The term ActiveX refers to a set of COM-based application programming interfaces (APIs) that were developed by Microsoft and originally released in 1996. Active X controls allow developers to embed code into their web pages and applications.
This allows for more interactive features, like live charts or streaming video, etc. ActiveX is only supported on Windows, but it can be used on any operating system if the user has access to a virtual machine such as VirtualBox.
This is a good time to point out the difference between IE plugins and ActiveX. Plugins, such as Flash Player or Java, are executed independently of the browser (they run outside of it) while ActiveX controls execute within the context of Internet Explorer (IE).
This means that if you let someone use your computer, they could potentially be able to take control of IE and do whatever they wanted. The ActiveX technology has been around since 1996; however, in recent years it has become increasingly susceptible to hacking due to security flaws in IE.

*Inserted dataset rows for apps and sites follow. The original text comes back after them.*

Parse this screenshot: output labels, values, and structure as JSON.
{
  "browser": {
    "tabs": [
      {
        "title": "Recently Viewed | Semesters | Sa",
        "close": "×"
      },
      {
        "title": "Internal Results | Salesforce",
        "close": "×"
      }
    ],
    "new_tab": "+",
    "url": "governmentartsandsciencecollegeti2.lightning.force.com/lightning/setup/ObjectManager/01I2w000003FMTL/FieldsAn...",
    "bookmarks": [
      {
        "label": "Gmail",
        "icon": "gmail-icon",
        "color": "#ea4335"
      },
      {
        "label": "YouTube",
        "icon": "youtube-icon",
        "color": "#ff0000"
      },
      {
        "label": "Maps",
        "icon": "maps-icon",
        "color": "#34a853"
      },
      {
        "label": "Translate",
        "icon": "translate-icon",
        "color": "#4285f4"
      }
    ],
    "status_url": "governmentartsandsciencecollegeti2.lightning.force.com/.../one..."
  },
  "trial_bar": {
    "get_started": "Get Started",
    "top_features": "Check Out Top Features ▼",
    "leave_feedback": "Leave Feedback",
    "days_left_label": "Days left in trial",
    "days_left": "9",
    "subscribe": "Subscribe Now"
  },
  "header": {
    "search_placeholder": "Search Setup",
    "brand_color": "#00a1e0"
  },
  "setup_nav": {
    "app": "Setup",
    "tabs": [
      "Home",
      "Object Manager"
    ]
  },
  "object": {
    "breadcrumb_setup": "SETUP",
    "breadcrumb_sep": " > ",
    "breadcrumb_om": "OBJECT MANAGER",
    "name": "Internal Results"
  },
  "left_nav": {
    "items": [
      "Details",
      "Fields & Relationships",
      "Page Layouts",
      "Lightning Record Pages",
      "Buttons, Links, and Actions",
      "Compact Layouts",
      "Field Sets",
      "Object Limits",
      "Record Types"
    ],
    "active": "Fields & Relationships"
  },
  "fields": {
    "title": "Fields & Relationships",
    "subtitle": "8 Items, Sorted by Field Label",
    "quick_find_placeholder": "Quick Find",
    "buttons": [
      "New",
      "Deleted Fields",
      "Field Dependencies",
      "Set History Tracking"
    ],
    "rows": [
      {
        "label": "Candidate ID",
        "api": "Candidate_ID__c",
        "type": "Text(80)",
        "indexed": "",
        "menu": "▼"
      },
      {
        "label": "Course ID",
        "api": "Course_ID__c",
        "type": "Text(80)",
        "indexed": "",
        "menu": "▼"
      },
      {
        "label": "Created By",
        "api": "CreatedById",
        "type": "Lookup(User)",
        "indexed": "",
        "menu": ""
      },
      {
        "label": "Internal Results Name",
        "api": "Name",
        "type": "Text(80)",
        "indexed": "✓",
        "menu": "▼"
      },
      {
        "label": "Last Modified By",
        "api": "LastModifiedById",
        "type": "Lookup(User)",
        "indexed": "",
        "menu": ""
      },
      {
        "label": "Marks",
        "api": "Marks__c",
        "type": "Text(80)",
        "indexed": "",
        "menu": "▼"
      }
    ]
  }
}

Since Microsoft’s release of Windows 8, many users have complained about not being able to use their favorite browser (such as Chrome or Firefox) anymore due to a lack of compatibility with Active X.